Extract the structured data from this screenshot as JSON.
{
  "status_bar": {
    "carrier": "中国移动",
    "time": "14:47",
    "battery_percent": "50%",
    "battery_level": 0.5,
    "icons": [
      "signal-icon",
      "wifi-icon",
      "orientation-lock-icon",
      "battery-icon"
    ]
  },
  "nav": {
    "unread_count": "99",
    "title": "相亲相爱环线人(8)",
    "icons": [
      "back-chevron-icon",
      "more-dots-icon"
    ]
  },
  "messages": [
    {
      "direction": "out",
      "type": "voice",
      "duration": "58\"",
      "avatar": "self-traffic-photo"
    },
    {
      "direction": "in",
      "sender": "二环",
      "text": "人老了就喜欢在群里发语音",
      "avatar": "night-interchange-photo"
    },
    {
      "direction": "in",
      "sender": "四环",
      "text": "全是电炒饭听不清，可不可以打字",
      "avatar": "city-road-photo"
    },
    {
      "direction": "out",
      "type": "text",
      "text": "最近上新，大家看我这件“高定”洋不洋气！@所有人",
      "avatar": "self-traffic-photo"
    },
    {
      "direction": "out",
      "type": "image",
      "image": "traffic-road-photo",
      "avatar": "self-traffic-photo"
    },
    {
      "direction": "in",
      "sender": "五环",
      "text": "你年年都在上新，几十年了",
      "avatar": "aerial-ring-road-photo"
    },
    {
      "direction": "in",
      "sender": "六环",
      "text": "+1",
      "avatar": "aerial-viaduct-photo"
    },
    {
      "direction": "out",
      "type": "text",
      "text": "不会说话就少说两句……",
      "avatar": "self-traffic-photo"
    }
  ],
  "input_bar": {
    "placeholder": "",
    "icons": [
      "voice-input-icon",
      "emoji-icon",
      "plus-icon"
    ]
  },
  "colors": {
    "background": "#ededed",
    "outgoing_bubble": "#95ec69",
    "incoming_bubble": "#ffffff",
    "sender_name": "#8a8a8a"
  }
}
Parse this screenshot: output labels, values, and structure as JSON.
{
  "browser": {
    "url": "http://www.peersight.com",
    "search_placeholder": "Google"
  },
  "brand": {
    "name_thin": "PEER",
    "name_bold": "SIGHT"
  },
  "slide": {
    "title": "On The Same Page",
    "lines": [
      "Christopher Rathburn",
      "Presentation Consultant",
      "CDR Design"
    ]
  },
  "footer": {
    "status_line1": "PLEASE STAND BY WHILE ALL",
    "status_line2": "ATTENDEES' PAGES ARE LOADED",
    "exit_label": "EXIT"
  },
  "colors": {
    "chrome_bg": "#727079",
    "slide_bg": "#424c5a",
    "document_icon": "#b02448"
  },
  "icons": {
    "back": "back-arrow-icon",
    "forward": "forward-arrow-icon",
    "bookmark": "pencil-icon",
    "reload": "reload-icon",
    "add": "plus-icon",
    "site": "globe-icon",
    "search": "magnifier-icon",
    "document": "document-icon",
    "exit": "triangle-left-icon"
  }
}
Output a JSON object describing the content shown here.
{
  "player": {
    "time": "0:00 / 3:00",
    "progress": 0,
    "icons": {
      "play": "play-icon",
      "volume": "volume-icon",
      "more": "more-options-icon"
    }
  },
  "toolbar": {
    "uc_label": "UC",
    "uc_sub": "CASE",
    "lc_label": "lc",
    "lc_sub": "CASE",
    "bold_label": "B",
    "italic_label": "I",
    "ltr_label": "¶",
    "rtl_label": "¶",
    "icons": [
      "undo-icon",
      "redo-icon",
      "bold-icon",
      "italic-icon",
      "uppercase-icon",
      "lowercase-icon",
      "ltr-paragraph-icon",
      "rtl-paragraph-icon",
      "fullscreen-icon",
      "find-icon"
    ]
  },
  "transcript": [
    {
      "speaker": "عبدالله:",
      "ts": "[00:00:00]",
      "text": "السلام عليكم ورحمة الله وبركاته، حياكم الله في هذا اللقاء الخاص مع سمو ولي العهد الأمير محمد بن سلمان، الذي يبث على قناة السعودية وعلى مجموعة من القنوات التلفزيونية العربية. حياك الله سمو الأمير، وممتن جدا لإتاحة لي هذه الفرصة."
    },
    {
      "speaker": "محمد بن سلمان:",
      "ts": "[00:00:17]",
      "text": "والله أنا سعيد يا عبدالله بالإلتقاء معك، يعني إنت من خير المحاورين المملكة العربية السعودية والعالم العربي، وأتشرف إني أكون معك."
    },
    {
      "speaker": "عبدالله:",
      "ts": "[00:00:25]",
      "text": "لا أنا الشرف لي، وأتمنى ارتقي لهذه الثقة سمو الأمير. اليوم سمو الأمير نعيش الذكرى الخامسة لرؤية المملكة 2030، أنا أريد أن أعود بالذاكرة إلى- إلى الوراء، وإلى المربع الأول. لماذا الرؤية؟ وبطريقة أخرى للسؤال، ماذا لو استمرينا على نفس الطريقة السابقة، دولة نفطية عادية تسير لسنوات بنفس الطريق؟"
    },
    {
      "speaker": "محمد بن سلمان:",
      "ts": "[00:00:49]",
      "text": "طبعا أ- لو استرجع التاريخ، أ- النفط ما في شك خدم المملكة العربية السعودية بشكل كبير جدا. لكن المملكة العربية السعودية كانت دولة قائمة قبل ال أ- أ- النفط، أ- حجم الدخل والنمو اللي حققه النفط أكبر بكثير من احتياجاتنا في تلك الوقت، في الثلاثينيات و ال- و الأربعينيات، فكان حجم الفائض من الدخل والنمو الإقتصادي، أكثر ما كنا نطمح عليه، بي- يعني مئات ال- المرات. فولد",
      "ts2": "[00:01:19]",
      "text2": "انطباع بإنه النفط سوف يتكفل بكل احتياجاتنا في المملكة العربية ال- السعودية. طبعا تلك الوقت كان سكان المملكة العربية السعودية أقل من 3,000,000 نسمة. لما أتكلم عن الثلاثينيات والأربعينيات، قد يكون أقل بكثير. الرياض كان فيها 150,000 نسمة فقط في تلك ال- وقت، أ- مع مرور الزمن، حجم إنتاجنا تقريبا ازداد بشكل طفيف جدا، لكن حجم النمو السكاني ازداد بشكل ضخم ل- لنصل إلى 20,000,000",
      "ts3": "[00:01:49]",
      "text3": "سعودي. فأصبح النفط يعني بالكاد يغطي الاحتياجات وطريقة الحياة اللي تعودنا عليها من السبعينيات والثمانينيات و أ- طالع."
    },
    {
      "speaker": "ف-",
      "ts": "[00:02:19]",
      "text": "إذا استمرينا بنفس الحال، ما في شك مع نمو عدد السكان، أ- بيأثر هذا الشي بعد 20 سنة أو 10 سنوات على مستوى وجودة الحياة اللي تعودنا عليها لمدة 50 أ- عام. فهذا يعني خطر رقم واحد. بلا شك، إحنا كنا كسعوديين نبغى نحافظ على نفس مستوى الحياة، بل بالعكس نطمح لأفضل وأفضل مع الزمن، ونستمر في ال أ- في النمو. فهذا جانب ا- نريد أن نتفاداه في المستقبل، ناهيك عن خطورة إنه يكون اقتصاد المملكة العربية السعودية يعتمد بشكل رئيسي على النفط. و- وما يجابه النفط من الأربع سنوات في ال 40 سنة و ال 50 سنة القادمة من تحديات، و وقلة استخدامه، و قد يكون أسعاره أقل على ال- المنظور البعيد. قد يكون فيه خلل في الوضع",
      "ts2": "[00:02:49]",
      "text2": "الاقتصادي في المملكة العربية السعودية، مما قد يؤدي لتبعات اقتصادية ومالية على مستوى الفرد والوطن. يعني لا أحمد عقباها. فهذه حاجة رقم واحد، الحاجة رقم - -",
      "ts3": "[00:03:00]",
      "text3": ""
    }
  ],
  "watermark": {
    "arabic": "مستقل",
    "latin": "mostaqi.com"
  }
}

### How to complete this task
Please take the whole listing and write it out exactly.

### Response area
Extract the structured data from this screenshot as JSON.
{
  "status_bar": {
    "carrier": "中国移动",
    "time": "14:47",
    "battery_percent": "50%",
    "battery_level": 0.5,
    "icons": [
      "signal-icon",
      "wifi-icon",
      "orientation-lock-icon",
      "battery-icon"
    ]
  },
  "nav": {
    "unread_count": "99",
    "title": "相亲相爱环线人(8)",
    "icons": [
      "back-chevron-icon",
      "more-dots-icon"
    ]
  },
  "messages": [
    {
      "direction": "out",
      "type": "voice",
      "duration": "58\"",
      "avatar": "self-traffic-photo"
    },
    {
      "direction": "in",
      "sender": "二环",
      "text": "人老了就喜欢在群里发语音",
      "avatar": "night-interchange-photo"
    },
    {
      "direction": "in",
      "sender": "四环",
      "text": "全是电炒饭听不清，可不可以打字",
      "avatar": "city-road-photo"
    },
    {
      "direction": "out",
      "type": "text",
      "text": "最近上新，大家看我这件“高定”洋不洋气！@所有人",
      "avatar": "self-traffic-photo"
    },
    {
      "direction": "out",
      "type": "image",
      "image": "traffic-road-photo",
      "avatar": "self-traffic-photo"
    },
    {
      "direction": "in",
      "sender": "五环",
      "text": "你年年都在上新，几十年了",
      "avatar": "aerial-ring-road-photo"
    },
    {
      "direction": "in",
      "sender": "六环",
      "text": "+1",
      "avatar": "aerial-viaduct-photo"
    },
    {
      "direction": "out",
      "type": "text",
      "text": "不会说话就少说两句……",
      "avatar": "self-traffic-photo"
    }
  ],
  "input_bar": {
    "placeholder": "",
    "icons": [
      "voice-input-icon",
      "emoji-icon",
      "plus-icon"
    ]
  },
  "colors": {
    "background": "#ededed",
    "outgoing_bubble": "#95ec69",
    "incoming_bubble": "#ffffff",
    "sender_name": "#8a8a8a"
  }
}
Parse this screenshot: output labels, values, and structure as JSON.
{
  "browser": {
    "url": "http://www.peersight.com",
    "search_placeholder": "Google"
  },
  "brand": {
    "name_thin": "PEER",
    "name_bold": "SIGHT"
  },
  "slide": {
    "title": "On The Same Page",
    "lines": [
      "Christopher Rathburn",
      "Presentation Consultant",
      "CDR Design"
    ]
  },
  "footer": {
    "status_line1": "PLEASE STAND BY WHILE ALL",
    "status_line2": "ATTENDEES' PAGES ARE LOADED",
    "exit_label": "EXIT"
  },
  "colors": {
    "chrome_bg": "#727079",
    "slide_bg": "#424c5a",
    "document_icon": "#b02448"
  },
  "icons": {
    "back": "back-arrow-icon",
    "forward": "forward-arrow-icon",
    "bookmark": "pencil-icon",
    "reload": "reload-icon",
    "add": "plus-icon",
    "site": "globe-icon",
    "search": "magnifier-icon",
    "document": "document-icon",
    "exit": "triangle-left-icon"
  }
}
Output a JSON object describing the content shown here.
{
  "player": {
    "time": "0:00 / 3:00",
    "progress": 0,
    "icons": {
      "play": "play-icon",
      "volume": "volume-icon",
      "more": "more-options-icon"
    }
  },
  "toolbar": {
    "uc_label": "UC",
    "uc_sub": "CASE",
    "lc_label": "lc",
    "lc_sub": "CASE",
    "bold_label": "B",
    "italic_label": "I",
    "ltr_label": "¶",
    "rtl_label": "¶",
    "icons": [
      "undo-icon",
      "redo-icon",
      "bold-icon",
      "italic-icon",
      "uppercase-icon",
      "lowercase-icon",
      "ltr-paragraph-icon",
      "rtl-paragraph-icon",
      "fullscreen-icon",
      "find-icon"
    ]
  },
  "transcript": [
    {
      "speaker": "عبدالله:",
      "ts": "[00:00:00]",
      "text": "السلام عليكم ورحمة الله وبركاته، حياكم الله في هذا اللقاء الخاص مع سمو ولي العهد الأمير محمد بن سلمان، الذي يبث على قناة السعودية وعلى مجموعة من القنوات التلفزيونية العربية. حياك الله سمو الأمير، وممتن جدا لإتاحة لي هذه الفرصة."
    },
    {
      "speaker": "محمد بن سلمان:",
      "ts": "[00:00:17]",
      "text": "والله أنا سعيد يا عبدالله بالإلتقاء معك، يعني إنت من خير المحاورين المملكة العربية السعودية والعالم العربي، وأتشرف إني أكون معك."
    },
    {
      "speaker": "عبدالله:",
      "ts": "[00:00:25]",
      "text": "لا أنا الشرف لي، وأتمنى ارتقي لهذه الثقة سمو الأمير. اليوم سمو الأمير نعيش الذكرى الخامسة لرؤية المملكة 2030، أنا أريد أن أعود بالذاكرة إلى- إلى الوراء، وإلى المربع الأول. لماذا الرؤية؟ وبطريقة أخرى للسؤال، ماذا لو استمرينا على نفس الطريقة السابقة، دولة نفطية عادية تسير لسنوات بنفس الطريق؟"
    },
    {
      "speaker": "محمد بن سلمان:",
      "ts": "[00:00:49]",
      "text": "طبعا أ- لو استرجع التاريخ، أ- النفط ما في شك خدم المملكة العربية السعودية بشكل كبير جدا. لكن المملكة العربية السعودية كانت دولة قائمة قبل ال أ- أ- النفط، أ- حجم الدخل والنمو اللي حققه النفط أكبر بكثير من احتياجاتنا في تلك الوقت، في الثلاثينيات و ال- و الأربعينيات، فكان حجم الفائض من الدخل والنمو الإقتصادي، أكثر ما كنا نطمح عليه، بي- يعني مئات ال- المرات. فولد",
      "ts2": "[00:01:19]",
      "text2": "انطباع بإنه النفط سوف يتكفل بكل احتياجاتنا في المملكة العربية ال- السعودية. طبعا تلك الوقت كان سكان المملكة العربية السعودية أقل من 3,000,000 نسمة. لما أتكلم عن الثلاثينيات والأربعينيات، قد يكون أقل بكثير. الرياض كان فيها 150,000 نسمة فقط في تلك ال- وقت، أ- مع مرور الزمن، حجم إنتاجنا تقريبا ازداد بشكل طفيف جدا، لكن حجم النمو السكاني ازداد بشكل ضخم ل- لنصل إلى 20,000,000",
      "ts3": "[00:01:49]",
      "text3": "سعودي. فأصبح النفط يعني بالكاد يغطي الاحتياجات وطريقة الحياة اللي تعودنا عليها من السبعينيات والثمانينيات و أ- طالع."
    },
    {
      "speaker": "ف-",
      "ts": "[00:02:19]",
      "text": "إذا استمرينا بنفس الحال، ما في شك مع نمو عدد السكان، أ- بيأثر هذا الشي بعد 20 سنة أو 10 سنوات على مستوى وجودة الحياة اللي تعودنا عليها لمدة 50 أ- عام. فهذا يعني خطر رقم واحد. بلا شك، إحنا كنا كسعوديين نبغى نحافظ على نفس مستوى الحياة، بل بالعكس نطمح لأفضل وأفضل مع الزمن، ونستمر في ال أ- في النمو. فهذا جانب ا- نريد أن نتفاداه في المستقبل، ناهيك عن خطورة إنه يكون اقتصاد المملكة العربية السعودية يعتمد بشكل رئيسي على النفط. و- وما يجابه النفط من الأربع سنوات في ال 40 سنة و ال 50 سنة القادمة من تحديات، و وقلة استخدامه، و قد يكون أسعاره أقل على ال- المنظور البعيد. قد يكون فيه خلل في الوضع",
      "ts2": "[00:02:49]",
      "text2": "الاقتصادي في المملكة العربية السعودية، مما قد يؤدي لتبعات اقتصادية ومالية على مستوى الفرد والوطن. يعني لا أحمد عقباها. فهذه حاجة رقم واحد، الحاجة رقم - -",
      "ts3": "[00:03:00]",
      "text3": ""
    }
  ],
  "watermark": {
    "arabic": "مستقل",
    "latin": "mostaqi.com"
  }
}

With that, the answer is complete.